Also In Cassiopeia was another planetary nebula called BV3 or PK 131-5.1 once again a very dim and small nebula about 0.5' in diameter with a Sbr of mag13. Once again easy to star hop to it's position but incredibly hard to spot, might have caught a glimpse with averted vision using the 7 Uwan and O111 filter giving me x261. I only saw this once and it was for a split second, I tried to find it again but failed, so cannot not count this.

After a quick look at the fantastic M31 and it's companion galaxies I went looking for Ngc185 a dwarf ellipticl galaxy in Cassiopeia, at 12.5'x10.4' is pretty large and shines at mag 9.2. I found it pretty easy using the 16 Uwan , but it looked brighter placed just to one side in the FOV. I could detect the oblong shape but no structure appeared nor did a central core.

Very close to Ngc185 is another dwarf eliptical Ngc147 this one was very hard to spot but after 20 minutes of trying to find the correct star field I stumbled upon it. This one is even harder to see with averted vision, it's surface brightness is very low indeed at mag 14.5, I'm ticking this one off, but it's borderline, I will revisit this galaxy at Kelling to see how much a darker sky affects it.

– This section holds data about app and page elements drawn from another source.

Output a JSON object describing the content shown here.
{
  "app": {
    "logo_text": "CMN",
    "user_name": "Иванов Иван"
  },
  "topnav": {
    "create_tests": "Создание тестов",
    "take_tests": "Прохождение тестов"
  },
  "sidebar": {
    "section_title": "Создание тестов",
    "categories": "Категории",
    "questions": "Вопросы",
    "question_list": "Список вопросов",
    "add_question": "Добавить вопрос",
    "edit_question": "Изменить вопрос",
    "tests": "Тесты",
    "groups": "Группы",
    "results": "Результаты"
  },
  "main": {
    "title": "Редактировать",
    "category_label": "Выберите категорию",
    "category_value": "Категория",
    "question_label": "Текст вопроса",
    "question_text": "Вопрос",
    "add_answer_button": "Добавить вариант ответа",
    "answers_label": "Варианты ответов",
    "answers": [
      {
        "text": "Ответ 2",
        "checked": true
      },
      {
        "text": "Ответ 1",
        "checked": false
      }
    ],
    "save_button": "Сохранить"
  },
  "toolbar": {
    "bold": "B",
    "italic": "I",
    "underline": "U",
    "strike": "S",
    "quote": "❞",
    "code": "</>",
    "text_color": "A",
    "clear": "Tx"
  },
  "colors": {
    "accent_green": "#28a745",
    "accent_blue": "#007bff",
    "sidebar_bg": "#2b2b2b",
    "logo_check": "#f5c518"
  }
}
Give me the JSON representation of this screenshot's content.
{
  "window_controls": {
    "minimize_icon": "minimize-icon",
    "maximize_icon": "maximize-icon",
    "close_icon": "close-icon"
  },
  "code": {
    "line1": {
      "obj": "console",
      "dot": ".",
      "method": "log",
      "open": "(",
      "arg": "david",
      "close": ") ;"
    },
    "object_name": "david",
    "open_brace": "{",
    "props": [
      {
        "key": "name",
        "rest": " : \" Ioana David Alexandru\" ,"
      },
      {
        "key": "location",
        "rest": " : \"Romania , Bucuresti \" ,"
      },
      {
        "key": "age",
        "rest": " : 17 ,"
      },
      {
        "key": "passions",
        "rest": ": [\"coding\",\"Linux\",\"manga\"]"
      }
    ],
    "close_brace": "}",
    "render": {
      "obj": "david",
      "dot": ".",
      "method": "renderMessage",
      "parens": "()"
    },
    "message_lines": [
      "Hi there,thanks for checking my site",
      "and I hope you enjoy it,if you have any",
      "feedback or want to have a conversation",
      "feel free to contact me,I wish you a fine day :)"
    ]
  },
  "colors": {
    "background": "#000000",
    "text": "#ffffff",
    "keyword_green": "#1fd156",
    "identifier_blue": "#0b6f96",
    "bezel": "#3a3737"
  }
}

I then went over to Cygnus before I lost it behind the trees, I had heard of a strange nebula called by numerous names. Known as PK80-6.1, CRL2688, IVZW67, UGC11688 or by the name the Egg Nebula, whatever the name it's small at 0.4'x0.3' and has an undisclosed Sbr. I managed to star hop to the exact location and I did see a double star like shape but could not distinguish it as a planetary, even the O111 filter made no difference, after a while I admitted defeat and moved on to my next target.

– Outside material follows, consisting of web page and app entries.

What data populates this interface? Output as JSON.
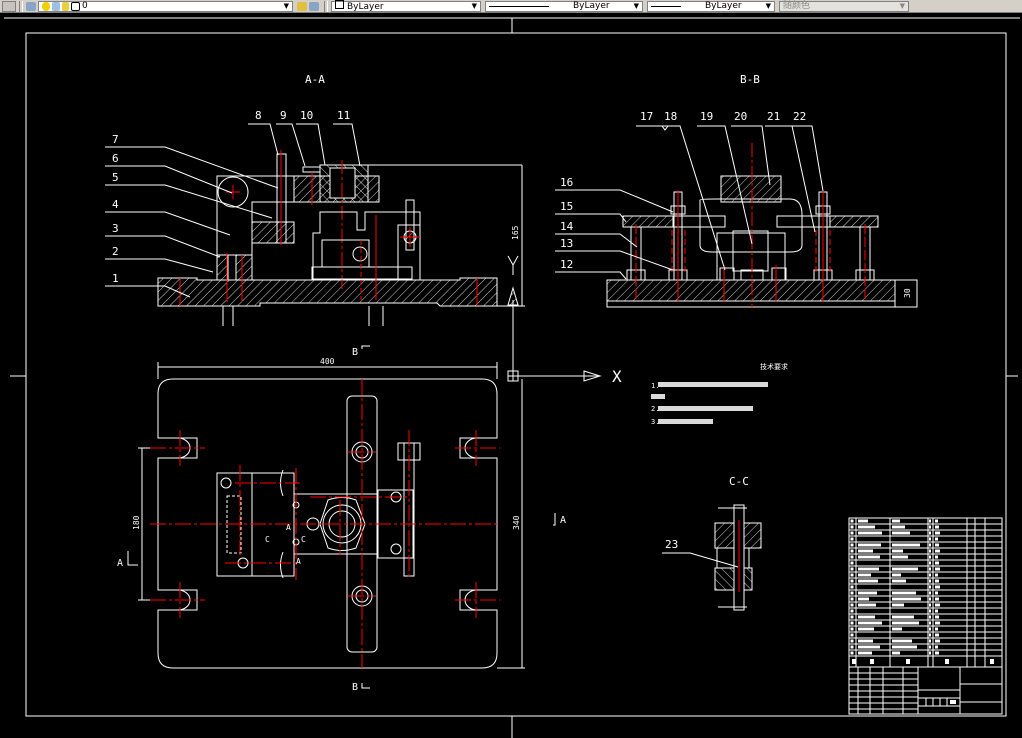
{
  "toolbar": {
    "layer_value": "0",
    "color_value": "ByLayer",
    "linetype_value": "ByLayer",
    "lineweight_value": "ByLayer",
    "plotstyle_value": "随颜色"
  },
  "colors": {
    "background": "#000000",
    "geometry": "#ffffff",
    "centerline": "#ff0000",
    "toolbar": "#d4d0c8"
  },
  "views": {
    "section_aa": "A-A",
    "section_bb": "B-B",
    "section_cc": "C-C"
  },
  "balloons": [
    "1",
    "2",
    "3",
    "4",
    "5",
    "6",
    "7",
    "8",
    "9",
    "10",
    "11",
    "12",
    "13",
    "14",
    "15",
    "16",
    "17",
    "18",
    "19",
    "20",
    "21",
    "22",
    "23"
  ],
  "dimensions": {
    "height_aa": "165",
    "height_bb": "30",
    "width_top": "400",
    "height_top": "340",
    "slot_spacing": "180"
  },
  "section_marks": {
    "b_top": "B",
    "b_bottom": "B",
    "a_left": "A",
    "a_right": "A",
    "c_left": "C",
    "c_right": "C",
    "a_mid1": "A",
    "a_mid2": "A"
  },
  "ucs": {
    "x_label": "X",
    "y_label": "Y"
  },
  "tech_requirements": {
    "title": "技术要求",
    "lines": [
      "1.",
      "",
      "2.",
      "3."
    ]
  }
}
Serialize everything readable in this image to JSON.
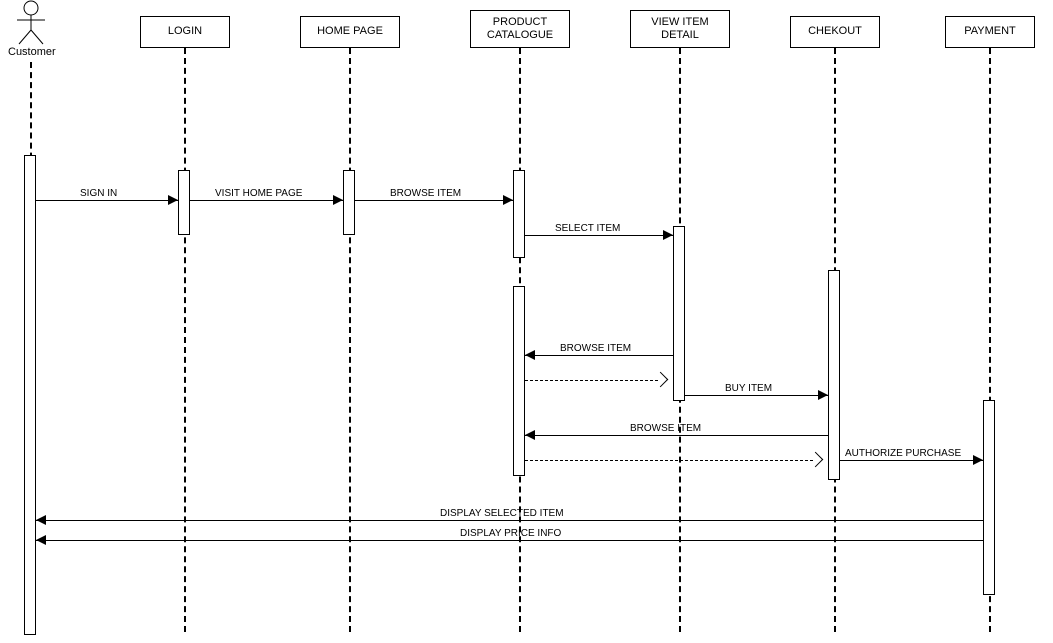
{
  "actor": {
    "label": "Customer"
  },
  "lifelines": {
    "login": "LOGIN",
    "home": "HOME PAGE",
    "catalog": "PRODUCT CATALOGUE",
    "view": "VIEW ITEM DETAIL",
    "checkout": "CHEKOUT",
    "payment": "PAYMENT"
  },
  "messages": {
    "signin": "SIGN IN",
    "visitHome": "VISIT HOME PAGE",
    "browse1": "BROWSE ITEM",
    "selectItem": "SELECT ITEM",
    "browse2": "BROWSE ITEM",
    "buyItem": "BUY ITEM",
    "browse3": "BROWSE ITEM",
    "authorize": "AUTHORIZE PURCHASE",
    "displaySelected": "DISPLAY SELECTED ITEM",
    "displayPrice": "DISPLAY PRICE INFO"
  }
}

This was Ngc7331 a lovely galaxy in Pegasus, very easy to see despite it's Sbr of just 13.3, it's pretty large at 10.2'x4.2 and through the 28 Uwan I could see the shape and elegence this galaxy has. With the 16 Uwan inserted it's two companion galaxies appear they are Ngc7335 and Ngc7340, and with averted vision it also showed a stellar nucleus, I took the time to sketch this galaxy, which turned out to be a race as I could see the clouds starting to form and roll accross the sky. See sketch here: http://stargazerslounge.com/imaging-sketches-unconventional/110107-ngc7331-companions.html#post1491174

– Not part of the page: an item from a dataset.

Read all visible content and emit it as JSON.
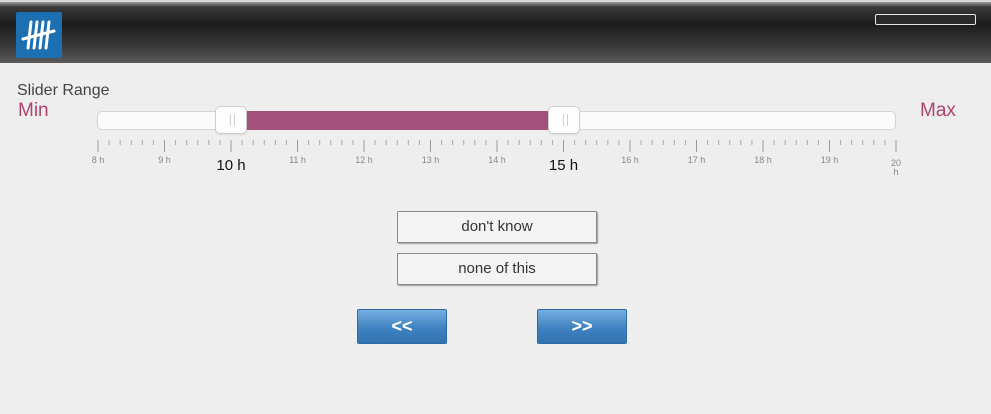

Once done I made sure what I saw on the CduC was exactly the same as what I was seeing through the eyepiece and went hunting for Stephen's Quintet, unfortunately this hunt was short lived as the clouds rolled in and spoilt my fun.

Edited by Doc
Link to comment
Share on other sites

Wow!! A superb night there Mick. Really like the descriptions you have given of your search for the gaggle of faint planetaries you went after. I find it a totally absorbing experience trying to detect some of these objects that are at the limit of visibility. I've not heard of the planetaries you went after, but they are sure on my list now :)

Link to comment
Share on other sites

A great report as usual Mick. I started to find NGC 185 and NGC147 (Caldwell 17 and 18) last night before the clouds rolled in and stopped the observing before I located either. From your report I might have problems viewing NGC147 with my 10" scope.

Hope to visit Salisbury on Saturday week so we might meet up again.

Mark

Link to comment
Share on other sites

Create an account or sign in to comment

You need to be a member in order to leave a comment

Create an account

Sign up for a new account in our community. It's easy!

Register a new account

Sign in

Already have an account? Sign in here.

Sign In Now
 Share

  • Recently Browsing   0 members

    • No registered users viewing this page.
×
×
  • Create New...

Important Information

We have placed cookies on your device to help make this website better. You can adjust your cookie settings, otherwise we'll assume you're okay to continue. By using this site, you agree to our Terms of Use.